Kirwan will continue his writing projects, solo performances and writing. His musical, “Hard Times,” inspired by Stephen Foster and the 1863 draft riots in New York City, is headed for Broadway. That play reconnects Foster with his onetime home in the notorious Five Points neighborhood of Manhattan, adds new music with Irish and African-American inflections and, Kirwan said, “shoots it forward into today.”

Like all of Black 47’s work, the unlikely fusion sounds irresistible.

The South Buffalo Irish Festival opens at 11 a.m. Saturday in Cazenovia Park and runs until fireworks end the evening. Admission is free. There will be free children’s games and activities, including a rock-climbing wall, laser tag, face-painting and more, a beer tent and food vendors, including Brick Oven Bistro, the Blackthorn, Conlon’s, Imperial Pizza, Big Tim’s Fries, KupKates, Potter’s Field, Francesca’s and Abbott Pizza, as well as food sold by supporters of South Buffalo Football.

The South Buffalo Rugby team will open its season with a game starting at 1 p.m. behind the casino.

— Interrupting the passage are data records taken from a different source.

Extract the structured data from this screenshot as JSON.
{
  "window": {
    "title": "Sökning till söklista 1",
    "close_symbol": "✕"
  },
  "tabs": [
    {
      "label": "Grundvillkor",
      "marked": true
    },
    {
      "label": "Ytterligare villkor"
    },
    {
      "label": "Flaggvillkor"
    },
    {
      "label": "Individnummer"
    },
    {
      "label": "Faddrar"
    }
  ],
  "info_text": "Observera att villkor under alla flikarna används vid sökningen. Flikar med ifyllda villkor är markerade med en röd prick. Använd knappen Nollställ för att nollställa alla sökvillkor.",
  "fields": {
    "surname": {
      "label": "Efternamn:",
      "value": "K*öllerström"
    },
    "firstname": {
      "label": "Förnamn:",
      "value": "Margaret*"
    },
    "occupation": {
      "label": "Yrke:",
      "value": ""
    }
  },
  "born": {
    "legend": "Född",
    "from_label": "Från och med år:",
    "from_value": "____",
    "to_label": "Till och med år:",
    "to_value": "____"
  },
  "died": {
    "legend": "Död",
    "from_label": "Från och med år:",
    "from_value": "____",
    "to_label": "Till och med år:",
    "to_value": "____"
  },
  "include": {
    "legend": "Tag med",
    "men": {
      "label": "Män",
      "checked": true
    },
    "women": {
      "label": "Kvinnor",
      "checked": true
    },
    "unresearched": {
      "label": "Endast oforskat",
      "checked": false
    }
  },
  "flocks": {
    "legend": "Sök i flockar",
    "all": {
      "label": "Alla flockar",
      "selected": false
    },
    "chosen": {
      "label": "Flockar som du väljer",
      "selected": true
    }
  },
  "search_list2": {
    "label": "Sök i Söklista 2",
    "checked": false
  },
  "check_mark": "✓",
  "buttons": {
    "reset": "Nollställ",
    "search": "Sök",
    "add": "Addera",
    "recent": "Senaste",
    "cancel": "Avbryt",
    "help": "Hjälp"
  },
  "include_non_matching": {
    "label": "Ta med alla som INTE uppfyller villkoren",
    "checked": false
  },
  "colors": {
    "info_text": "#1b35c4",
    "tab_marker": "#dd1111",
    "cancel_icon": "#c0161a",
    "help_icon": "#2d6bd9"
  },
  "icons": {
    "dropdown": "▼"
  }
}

A wide variety of Irish and Celtic bands appear all day on a fast-paced schedule. The Blarney Bunch will play starting at 11 a.m., Cosain at 12:05 p.m., Crikwater at 1:10 p.m.; Kill The Clock at 2:15 p.m., Forthlin Road from Saratoga at 2:50 p.m., Aye Karou at 3:55 p.m., Jack Mahones at 4:30 p.m., Anthems at 5:35 p.m., McCarthyizm at 6:05 p.m., and the Rince Na Tiarna dancers from 7:20 to 7:40 p.m. Black 47 takes the stage for the final time in Buffalo from 7:45 to 9 p.m., followed by the Clann Na Cara dancers until 9:25 p.m. Barleyjuice, from Philadelphia, will perform from 9:30 to 10:45 p.m., and fireworks will end the evening.

email: aneville@buffnews.com